Old 22 June 2017, 13:21   #16
chocsplease
Registered User

 
Join Date: Dec 2016
Location: london
Posts: 145
Quote:
Originally Posted by idrougge View Post
I think you're overstretching it. Do you really need that many colours?
Hi,

Well part of the reason I am doing this is to learn how the Amiga does stuff, including colours, graphics windows etc. So to be blunt I don't but wanted to see if it was possible to display a disks percentage used in different colours depending on how much was actually used. So green for < 75% yellow for < 90% red for 90% plus.

When I started I assumed that the shell used the same colours that the workbench screen did - it does not. As a result the final code probably wont be that colourful at all, but I have improved my knowledge which is half the reason for doing this
chocsplease is offline  
Old 22 June 2017, 14:58   #17
mark_k
Registered User
 
Join Date: Aug 2004
Location:
Posts: 2,483
If you don't mind having your program open a custom screen, you can set its palette to whatever you want.
mark_k is offline  
AdSense AdSense  
 


Currently Active Users Viewing This Thread: 1 (0 members and 1 guests)
 
Thread Tools

Similar Threads
Thread Thread Starter Forum Replies Last Post
Closing current Shell window programmatically? tygre Coders. General 5 06 September 2015 06:24
Snapshot Amiga Shell window? TenLeftFingers support.Apps 3 15 June 2015 16:38
Cannot configurate cd32 coloured buttons danny-666 support.WinUAE 2 15 June 2011 02:32
Clear background color for Shell window- Shell-StartUp fc.studio support.Apps 12 29 December 2009 14:21
Multi-coloured A500 Jim Nostalgia & memories 8 08 January 2002 22:56
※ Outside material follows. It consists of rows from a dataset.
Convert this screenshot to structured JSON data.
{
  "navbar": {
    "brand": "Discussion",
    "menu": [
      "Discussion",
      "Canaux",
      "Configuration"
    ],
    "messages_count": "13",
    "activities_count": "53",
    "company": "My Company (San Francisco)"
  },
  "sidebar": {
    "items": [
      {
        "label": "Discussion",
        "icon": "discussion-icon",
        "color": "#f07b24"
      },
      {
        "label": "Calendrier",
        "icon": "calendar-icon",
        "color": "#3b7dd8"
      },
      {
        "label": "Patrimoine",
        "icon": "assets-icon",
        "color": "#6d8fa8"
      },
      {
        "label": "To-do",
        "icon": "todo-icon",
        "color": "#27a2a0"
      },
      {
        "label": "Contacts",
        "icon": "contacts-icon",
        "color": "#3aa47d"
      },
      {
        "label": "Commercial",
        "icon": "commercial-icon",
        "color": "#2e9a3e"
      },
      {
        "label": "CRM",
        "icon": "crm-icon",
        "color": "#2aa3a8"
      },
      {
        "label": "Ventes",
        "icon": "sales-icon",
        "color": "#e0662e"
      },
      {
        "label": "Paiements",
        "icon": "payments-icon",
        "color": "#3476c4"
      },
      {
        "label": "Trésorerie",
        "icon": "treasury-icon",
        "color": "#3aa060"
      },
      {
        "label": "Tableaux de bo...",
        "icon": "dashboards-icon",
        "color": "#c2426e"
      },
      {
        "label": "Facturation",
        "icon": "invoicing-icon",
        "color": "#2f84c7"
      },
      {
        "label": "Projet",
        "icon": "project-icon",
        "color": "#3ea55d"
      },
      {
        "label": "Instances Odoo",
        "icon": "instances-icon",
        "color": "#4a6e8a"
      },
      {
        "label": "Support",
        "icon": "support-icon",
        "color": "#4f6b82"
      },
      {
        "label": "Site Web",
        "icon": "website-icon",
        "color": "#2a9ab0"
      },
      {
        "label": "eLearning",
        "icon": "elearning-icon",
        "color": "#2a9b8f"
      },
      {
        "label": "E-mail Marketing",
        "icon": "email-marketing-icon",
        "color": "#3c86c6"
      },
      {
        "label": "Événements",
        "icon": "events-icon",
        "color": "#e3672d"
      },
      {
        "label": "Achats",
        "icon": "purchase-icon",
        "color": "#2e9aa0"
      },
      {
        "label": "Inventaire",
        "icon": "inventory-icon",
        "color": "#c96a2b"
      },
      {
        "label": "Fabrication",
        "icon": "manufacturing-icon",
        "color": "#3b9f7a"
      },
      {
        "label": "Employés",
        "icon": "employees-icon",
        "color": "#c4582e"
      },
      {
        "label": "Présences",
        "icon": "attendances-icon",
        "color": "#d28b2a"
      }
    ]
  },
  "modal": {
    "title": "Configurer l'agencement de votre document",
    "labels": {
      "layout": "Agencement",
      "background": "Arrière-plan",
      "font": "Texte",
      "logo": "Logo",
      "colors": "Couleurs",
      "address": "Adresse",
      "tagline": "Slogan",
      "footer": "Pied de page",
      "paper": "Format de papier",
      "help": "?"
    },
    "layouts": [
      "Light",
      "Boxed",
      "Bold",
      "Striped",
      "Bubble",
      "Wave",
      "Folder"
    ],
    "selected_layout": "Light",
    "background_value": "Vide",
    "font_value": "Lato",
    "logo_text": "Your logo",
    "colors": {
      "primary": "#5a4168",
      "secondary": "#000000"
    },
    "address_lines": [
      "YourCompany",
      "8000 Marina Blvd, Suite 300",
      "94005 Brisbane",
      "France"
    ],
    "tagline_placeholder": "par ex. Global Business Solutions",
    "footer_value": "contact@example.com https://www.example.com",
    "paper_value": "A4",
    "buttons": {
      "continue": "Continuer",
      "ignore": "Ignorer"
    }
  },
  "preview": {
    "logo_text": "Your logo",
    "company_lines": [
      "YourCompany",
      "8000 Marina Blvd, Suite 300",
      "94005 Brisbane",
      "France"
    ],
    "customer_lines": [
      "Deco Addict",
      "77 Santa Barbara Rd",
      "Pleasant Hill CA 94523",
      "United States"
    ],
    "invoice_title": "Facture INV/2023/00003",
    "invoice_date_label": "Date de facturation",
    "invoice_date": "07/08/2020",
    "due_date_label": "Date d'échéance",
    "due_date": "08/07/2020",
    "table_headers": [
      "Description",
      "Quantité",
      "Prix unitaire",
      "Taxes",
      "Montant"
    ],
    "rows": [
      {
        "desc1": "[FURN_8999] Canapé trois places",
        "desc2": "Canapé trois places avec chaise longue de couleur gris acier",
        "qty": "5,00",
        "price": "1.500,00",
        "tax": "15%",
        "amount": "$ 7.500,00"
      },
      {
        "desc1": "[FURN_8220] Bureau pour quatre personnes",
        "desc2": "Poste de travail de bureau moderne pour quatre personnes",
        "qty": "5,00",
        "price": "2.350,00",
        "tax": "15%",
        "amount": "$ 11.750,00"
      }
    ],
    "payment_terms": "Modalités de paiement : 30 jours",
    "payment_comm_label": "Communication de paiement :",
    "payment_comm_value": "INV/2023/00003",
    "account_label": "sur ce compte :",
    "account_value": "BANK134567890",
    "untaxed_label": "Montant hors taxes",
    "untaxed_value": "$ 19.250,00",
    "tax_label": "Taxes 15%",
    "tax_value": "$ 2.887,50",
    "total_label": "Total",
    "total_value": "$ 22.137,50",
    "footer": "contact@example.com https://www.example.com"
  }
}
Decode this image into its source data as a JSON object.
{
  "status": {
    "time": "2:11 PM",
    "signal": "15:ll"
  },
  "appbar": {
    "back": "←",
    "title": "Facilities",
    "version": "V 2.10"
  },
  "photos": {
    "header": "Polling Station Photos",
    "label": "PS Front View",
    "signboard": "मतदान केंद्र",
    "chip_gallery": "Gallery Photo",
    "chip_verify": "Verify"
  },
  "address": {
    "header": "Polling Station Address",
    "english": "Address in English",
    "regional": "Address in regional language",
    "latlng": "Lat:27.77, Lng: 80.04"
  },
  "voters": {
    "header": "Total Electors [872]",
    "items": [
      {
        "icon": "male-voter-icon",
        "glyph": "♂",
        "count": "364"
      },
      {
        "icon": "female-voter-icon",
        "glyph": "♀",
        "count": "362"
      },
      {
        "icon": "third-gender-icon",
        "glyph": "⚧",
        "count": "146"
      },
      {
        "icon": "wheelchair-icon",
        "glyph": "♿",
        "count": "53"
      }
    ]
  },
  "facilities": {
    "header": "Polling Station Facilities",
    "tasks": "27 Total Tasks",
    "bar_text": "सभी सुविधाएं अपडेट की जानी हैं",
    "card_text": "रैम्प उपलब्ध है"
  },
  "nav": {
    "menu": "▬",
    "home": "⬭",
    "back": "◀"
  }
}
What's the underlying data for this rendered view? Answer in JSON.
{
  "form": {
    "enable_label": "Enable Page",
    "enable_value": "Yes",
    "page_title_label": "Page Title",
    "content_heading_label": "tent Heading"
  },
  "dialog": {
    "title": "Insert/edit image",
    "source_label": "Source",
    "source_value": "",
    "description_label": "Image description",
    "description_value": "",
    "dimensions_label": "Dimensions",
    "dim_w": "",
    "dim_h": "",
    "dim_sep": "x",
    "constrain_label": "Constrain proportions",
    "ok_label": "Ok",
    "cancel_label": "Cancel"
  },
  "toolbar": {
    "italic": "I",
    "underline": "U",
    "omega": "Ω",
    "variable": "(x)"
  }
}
Posting Rules
You may not post new threads
You may not post replies
You may not post attachments
You may not edit your posts

BB code is On
Smilies are On
[IMG] code is On
HTML code is Off

Forum Jump


All times are GMT +2. The time now is 00:03.


Powered by vBulletin® Version 3.8.8 Beta 1
Copyright ©2000 - 2017, vBulletin Solutions, Inc.
Page generated in 0.25529 seconds with 12 queries